Here the parties had an oral contract which allowed for one parties 'build costs' to be paid by the other, with overall profit to be shared equally. Interim invoices were submitted periodically, and paid by the other party. However, the party making the payments then claimed that it had not checked that the work being invoiced had actually been done in a way that would ensure overall profitability. It sought the repayment of the invoices, on the basis that it had mistakenly paid them. 

The Court of Appeal held that he could only claim those back over-payments made on completed developments if he could show that there was either fraud or misrepresentation by the contractor because these were ‘closed transactions', which could not be re-opened to challenge. 

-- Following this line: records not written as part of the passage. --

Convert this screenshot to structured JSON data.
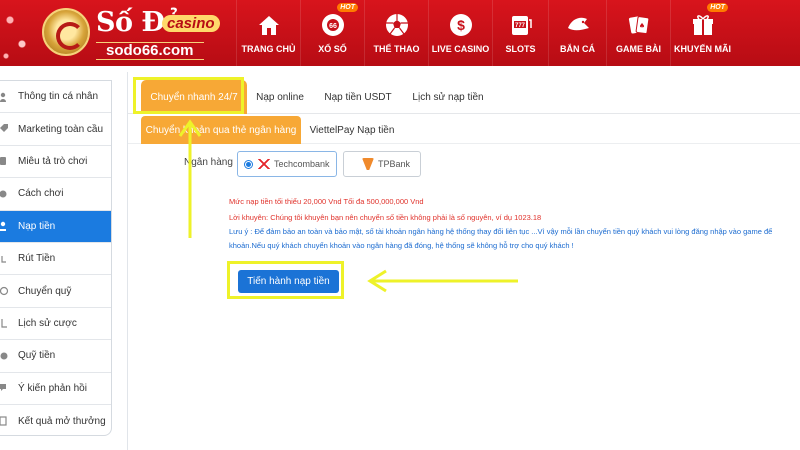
{
  "brand": {
    "name": "Số Đỏ",
    "casino": "casino",
    "domain": "sodo66.com"
  },
  "nav": {
    "items": [
      {
        "label": "TRANG CHỦ",
        "icon": "home-icon",
        "badge": ""
      },
      {
        "label": "XỔ SỐ",
        "icon": "lottery-ball-icon",
        "badge": "HOT"
      },
      {
        "label": "THỂ THAO",
        "icon": "soccer-ball-icon",
        "badge": ""
      },
      {
        "label": "LIVE CASINO",
        "icon": "dollar-coin-icon",
        "badge": ""
      },
      {
        "label": "SLOTS",
        "icon": "slot-machine-icon",
        "badge": ""
      },
      {
        "label": "BẮN CÁ",
        "icon": "fish-icon",
        "badge": ""
      },
      {
        "label": "GAME BÀI",
        "icon": "playing-cards-icon",
        "badge": ""
      },
      {
        "label": "KHUYẾN MÃI",
        "icon": "gift-icon",
        "badge": "HOT"
      }
    ]
  },
  "sidebar": {
    "items": [
      {
        "label": "Thông tin cá nhân",
        "icon": "user-icon"
      },
      {
        "label": "Marketing toàn cầu",
        "icon": "tag-icon"
      },
      {
        "label": "Miêu tả trò chơi",
        "icon": "gamepad-icon"
      },
      {
        "label": "Cách chơi",
        "icon": "circle-icon"
      },
      {
        "label": "Nạp tiền",
        "icon": "hand-coin-icon"
      },
      {
        "label": "Rút Tiền",
        "icon": "wallet-icon"
      },
      {
        "label": "Chuyển quỹ",
        "icon": "refresh-icon"
      },
      {
        "label": "Lịch sử cược",
        "icon": "history-icon"
      },
      {
        "label": "Quỹ tiền",
        "icon": "money-icon"
      },
      {
        "label": "Ý kiến phản hồi",
        "icon": "feedback-icon"
      },
      {
        "label": "Kết quả mở thưởng",
        "icon": "list-icon"
      }
    ],
    "active_index": 4
  },
  "deposit": {
    "tabs": [
      "Chuyển nhanh 24/7",
      "Nạp online",
      "Nạp tiền USDT",
      "Lịch sử nạp tiền"
    ],
    "subtabs": [
      "Chuyển khoản qua thẻ ngân hàng",
      "ViettelPay Nạp tiền"
    ],
    "bank_label": "Ngân hàng",
    "banks": [
      {
        "name": "Techcombank",
        "selected": true
      },
      {
        "name": "TPBank",
        "selected": false
      }
    ],
    "notes": {
      "limit": "Mức nạp tiền tối thiểu 20,000 Vnd Tối đa 500,000,000 Vnd",
      "advice": "Lời khuyên: Chúng tôi khuyên bạn nên chuyển số tiền không phải là số nguyên, ví dụ 1023.18",
      "caution1": "Lưu ý : Để đảm bảo an toàn và bảo mật, số tài khoản ngân hàng hệ thống thay đổi liên tục ...Vì vậy mỗi lần chuyển tiền quý khách vui lòng đăng nhập vào game để",
      "caution2": "khoản.Nếu quý khách chuyển khoản vào ngân hàng đã đóng, hệ thống sẽ không hỗ trợ cho quý khách !"
    },
    "submit_label": "Tiến hành nạp tiền"
  },
  "colors": {
    "header_red": "#c8101a",
    "tab_orange": "#f7a836",
    "active_blue": "#1b7be0",
    "annotation_yellow": "#eef229"
  }
}
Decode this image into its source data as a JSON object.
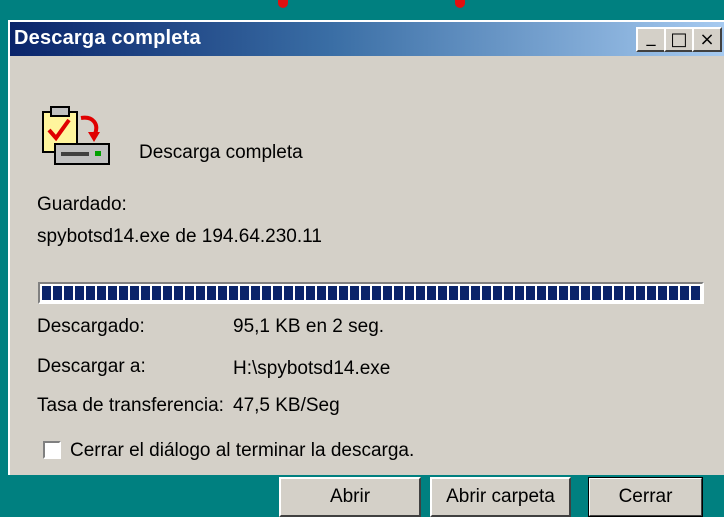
{
  "window": {
    "title": "Descarga completa",
    "controls": {
      "minimize": "_",
      "maximize": "□",
      "close": "×"
    }
  },
  "status": {
    "message": "Descarga completa"
  },
  "saved": {
    "label": "Guardado:",
    "source": "spybotsd14.exe de 194.64.230.11"
  },
  "progress": {
    "percent": 100
  },
  "details": [
    {
      "label": "Descargado:",
      "value": "95,1 KB en 2 seg."
    },
    {
      "label": "Descargar a:",
      "value": "H:\\spybotsd14.exe"
    },
    {
      "label": "Tasa de transferencia:",
      "value": "47,5 KB/Seg"
    }
  ],
  "close_on_finish": {
    "label": "Cerrar el diálogo al terminar la descarga.",
    "checked": false
  },
  "buttons": {
    "open": "Abrir",
    "open_folder": "Abrir carpeta",
    "close": "Cerrar"
  },
  "icons": {
    "app": "download-complete-icon"
  },
  "colors": {
    "titlebar_start": "#0a246a",
    "titlebar_end": "#a6caf0",
    "progress": "#0a246a",
    "desktop": "#008080"
  }
}
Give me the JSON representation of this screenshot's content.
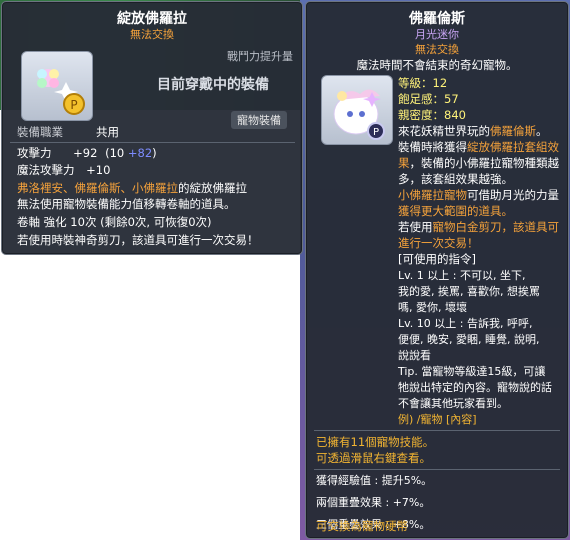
{
  "left_tooltip": {
    "title": "綻放佛羅拉",
    "untradeable": "無法交換",
    "power_label": "戰鬥力提升量",
    "equipped_text": "目前穿戴中的裝備",
    "category_tag": "寵物裝備",
    "job_label": "裝備職業",
    "job_value": "共用",
    "attack_label": "攻擊力",
    "attack_value": "+92",
    "attack_base": "(10",
    "attack_bonus": "+82",
    "attack_close": ")",
    "mattack_label": "魔法攻擊力",
    "mattack_value": "+10",
    "desc_pets": "弗洛裡安、佛羅倫斯、小佛羅拉",
    "desc_rest": "的綻放佛羅拉",
    "desc_line2": "無法使用寵物裝備能力值移轉卷軸的道具。",
    "scroll_line": "卷軸 強化 10次 (剩餘0次, 可恢復0次)",
    "scissors_line": "若使用時裝神奇剪刀，該道具可進行一次交易！"
  },
  "right_tooltip": {
    "title": "佛羅倫斯",
    "subtitle": "月光迷你",
    "untradeable": "無法交換",
    "magic_time": "魔法時間不會結束的奇幻寵物。",
    "level": "等級：12",
    "fullness": "飽足感：57",
    "closeness": "親密度：840",
    "desc1": "來花妖精世界玩的",
    "desc1_name": "佛羅倫斯",
    "desc1_end": "。",
    "desc2_a": "裝備時將獲得",
    "desc2_b": "綻放佛羅拉套組效",
    "desc3_a": "果",
    "desc3_b": "，裝備的小佛羅拉寵物種類越",
    "desc4": "多，該套組效果越強。",
    "desc5_a": "小佛羅拉寵物",
    "desc5_b": "可借助月光的力量",
    "desc6": "獲得更大範圍的道具。",
    "desc7_a": "若使用",
    "desc7_b": "寵物白金剪刀，該道具可",
    "desc8": "進行一次交易！",
    "commands_header": "[可使用的指令]",
    "cmd1": "Lv. 1 以上 : 不可以, 坐下,",
    "cmd2": "我的愛, 挨罵, 喜歡你, 想挨罵",
    "cmd3": "嗎, 愛你, 壞壞",
    "cmd4": "Lv. 10 以上 : 告訴我, 呼呼,",
    "cmd5": "便便, 晚安, 愛睏, 睡覺, 說明,",
    "cmd6": "說說看",
    "tip1": "Tip. 當寵物等級達15級，可讓",
    "tip2": "牠說出特定的內容。寵物說的話",
    "tip3": "不會讓其他玩家看到。",
    "example": "例) /寵物 [內容]",
    "skills1": "已擁有11個寵物技能。",
    "skills2": "可透過滑鼠右鍵查看。",
    "exp_label": "獲得經驗值 : 提升5%。",
    "double_label": "兩個重疊效果 : +7%。",
    "triple_label": "三個重疊效果 : +8%。",
    "exchange": "可交換為寵物硬幣"
  }
}
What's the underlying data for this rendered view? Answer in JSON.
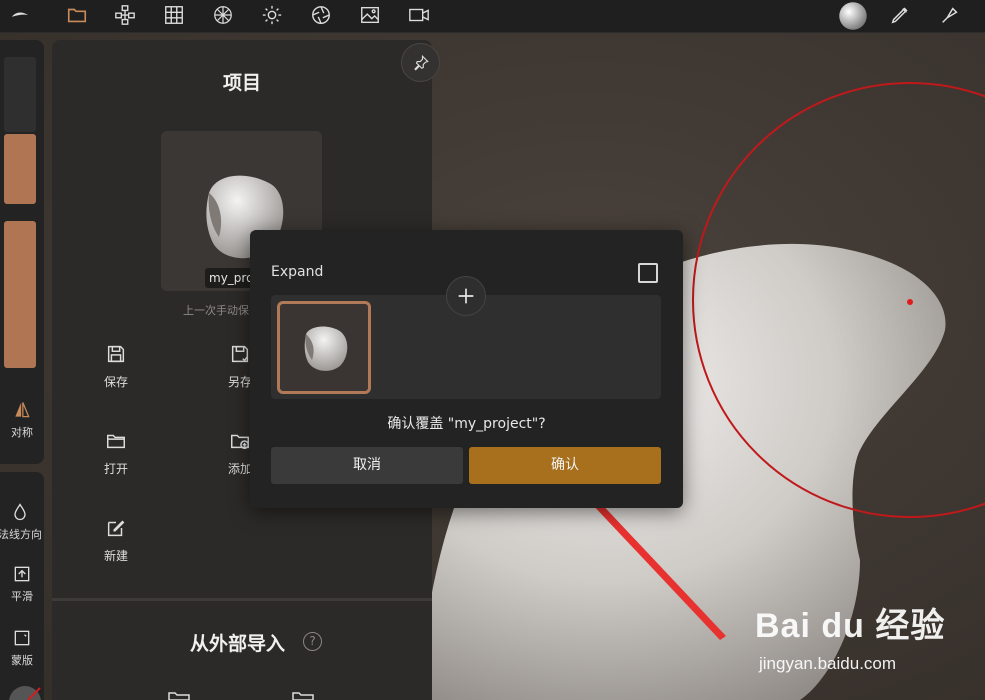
{
  "toolbar": {
    "icons": [
      "logo-icon",
      "folder-icon",
      "scene-icon",
      "grid-icon",
      "topology-icon",
      "light-icon",
      "render-icon",
      "image-icon",
      "video-icon",
      "matcap-sphere-icon",
      "brush-icon",
      "paint-icon"
    ],
    "accent": "#c98a5a"
  },
  "sidebar": {
    "symmetry_label": "对称",
    "normal_label": "法线方向",
    "smooth_label": "平滑",
    "mask_label": "蒙版"
  },
  "panel": {
    "title": "项目",
    "project_name": "my_pro",
    "last_save": "上一次手动保",
    "actions": {
      "save": "保存",
      "save_as": "另存",
      "open": "打开",
      "add": "添加",
      "new": "新建"
    },
    "import_title": "从外部导入",
    "help": "?"
  },
  "dialog": {
    "expand_label": "Expand",
    "message": "确认覆盖 \"my_project\"?",
    "cancel_label": "取消",
    "confirm_label": "确认",
    "confirm_color": "#a8701c"
  },
  "watermark": {
    "brand": "Bai  du 经验",
    "url": "jingyan.baidu.com"
  }
}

The lessons? If you contract with someone in a way which permits interim invoices, make sure there is a mechanism in place for establishing what is it for and whether it is payable. Ideally, this should be something verifiable. Some contracts break the work down to discrete stages, and then so long as stage 1 is complete, you can be satisfied you've got what you pay for. There other obvious point is to make any challenges to the invoice before making payment. After you pay, it will be difficult to claim mistake, unless you can show fraud or misrepresentation 

The case? Case ref: Graham Leslie v Farrar Construction Ltd [2016] EWCA Civ 1041